_What you have to do_
All of the records should be restated word for word.

_Given information_
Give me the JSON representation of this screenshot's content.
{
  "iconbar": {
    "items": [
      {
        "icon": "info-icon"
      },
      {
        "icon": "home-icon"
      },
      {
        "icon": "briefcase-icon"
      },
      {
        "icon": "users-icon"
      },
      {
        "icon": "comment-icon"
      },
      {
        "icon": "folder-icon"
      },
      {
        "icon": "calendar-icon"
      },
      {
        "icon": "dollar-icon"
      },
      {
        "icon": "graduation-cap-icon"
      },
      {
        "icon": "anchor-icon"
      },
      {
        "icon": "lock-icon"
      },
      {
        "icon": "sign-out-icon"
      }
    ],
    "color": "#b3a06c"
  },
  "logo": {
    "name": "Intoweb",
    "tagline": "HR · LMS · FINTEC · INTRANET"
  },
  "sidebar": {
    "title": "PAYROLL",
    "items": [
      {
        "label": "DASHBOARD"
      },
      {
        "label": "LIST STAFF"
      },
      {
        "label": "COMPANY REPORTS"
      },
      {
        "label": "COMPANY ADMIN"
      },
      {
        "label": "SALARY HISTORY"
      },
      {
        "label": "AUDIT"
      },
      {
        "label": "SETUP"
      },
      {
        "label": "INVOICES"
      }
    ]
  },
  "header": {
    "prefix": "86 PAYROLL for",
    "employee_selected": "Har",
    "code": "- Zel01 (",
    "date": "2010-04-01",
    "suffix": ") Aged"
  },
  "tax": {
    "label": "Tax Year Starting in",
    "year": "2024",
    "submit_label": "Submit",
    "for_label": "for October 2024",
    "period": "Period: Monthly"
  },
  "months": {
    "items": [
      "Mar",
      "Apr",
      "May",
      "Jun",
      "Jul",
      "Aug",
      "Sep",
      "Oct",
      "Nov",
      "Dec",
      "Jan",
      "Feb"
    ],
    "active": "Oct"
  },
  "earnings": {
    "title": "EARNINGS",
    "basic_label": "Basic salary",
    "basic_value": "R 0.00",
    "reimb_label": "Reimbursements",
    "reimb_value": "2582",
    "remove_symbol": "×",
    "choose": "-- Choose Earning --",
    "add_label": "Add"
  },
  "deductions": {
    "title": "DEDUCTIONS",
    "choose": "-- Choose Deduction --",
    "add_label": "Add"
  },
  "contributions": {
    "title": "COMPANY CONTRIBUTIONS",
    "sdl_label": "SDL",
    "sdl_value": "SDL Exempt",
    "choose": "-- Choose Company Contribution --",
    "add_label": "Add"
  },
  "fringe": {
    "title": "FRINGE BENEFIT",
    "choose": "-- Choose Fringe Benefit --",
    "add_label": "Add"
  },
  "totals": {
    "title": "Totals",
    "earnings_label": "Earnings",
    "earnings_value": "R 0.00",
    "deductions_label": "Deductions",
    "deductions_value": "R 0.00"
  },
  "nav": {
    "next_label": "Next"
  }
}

_Task answer_
Give me the JSON representation of this screenshot's content.
{
  "iconbar": {
    "items": [
      {
        "icon": "info-icon"
      },
      {
        "icon": "home-icon"
      },
      {
        "icon": "briefcase-icon"
      },
      {
        "icon": "users-icon"
      },
      {
        "icon": "comment-icon"
      },
      {
        "icon": "folder-icon"
      },
      {
        "icon": "calendar-icon"
      },
      {
        "icon": "dollar-icon"
      },
      {
        "icon": "graduation-cap-icon"
      },
      {
        "icon": "anchor-icon"
      },
      {
        "icon": "lock-icon"
      },
      {
        "icon": "sign-out-icon"
      }
    ],
    "color": "#b3a06c"
  },
  "logo": {
    "name": "Intoweb",
    "tagline": "HR · LMS · FINTEC · INTRANET"
  },
  "sidebar": {
    "title": "PAYROLL",
    "items": [
      {
        "label": "DASHBOARD"
      },
      {
        "label": "LIST STAFF"
      },
      {
        "label": "COMPANY REPORTS"
      },
      {
        "label": "COMPANY ADMIN"
      },
      {
        "label": "SALARY HISTORY"
      },
      {
        "label": "AUDIT"
      },
      {
        "label": "SETUP"
      },
      {
        "label": "INVOICES"
      }
    ]
  },
  "header": {
    "prefix": "86 PAYROLL for",
    "employee_selected": "Har",
    "code": "- Zel01 (",
    "date": "2010-04-01",
    "suffix": ") Aged"
  },
  "tax": {
    "label": "Tax Year Starting in",
    "year": "2024",
    "submit_label": "Submit",
    "for_label": "for October 2024",
    "period": "Period: Monthly"
  },
  "months": {
    "items": [
      "Mar",
      "Apr",
      "May",
      "Jun",
      "Jul",
      "Aug",
      "Sep",
      "Oct",
      "Nov",
      "Dec",
      "Jan",
      "Feb"
    ],
    "active": "Oct"
  },
  "earnings": {
    "title": "EARNINGS",
    "basic_label": "Basic salary",
    "basic_value": "R 0.00",
    "reimb_label": "Reimbursements",
    "reimb_value": "2582",
    "remove_symbol": "×",
    "choose": "-- Choose Earning --",
    "add_label": "Add"
  },
  "deductions": {
    "title": "DEDUCTIONS",
    "choose": "-- Choose Deduction --",
    "add_label": "Add"
  },
  "contributions": {
    "title": "COMPANY CONTRIBUTIONS",
    "sdl_label": "SDL",
    "sdl_value": "SDL Exempt",
    "choose": "-- Choose Company Contribution --",
    "add_label": "Add"
  },
  "fringe": {
    "title": "FRINGE BENEFIT",
    "choose": "-- Choose Fringe Benefit --",
    "add_label": "Add"
  },
  "totals": {
    "title": "Totals",
    "earnings_label": "Earnings",
    "earnings_value": "R 0.00",
    "deductions_label": "Deductions",
    "deductions_value": "R 0.00"
  },
  "nav": {
    "next_label": "Next"
  }
}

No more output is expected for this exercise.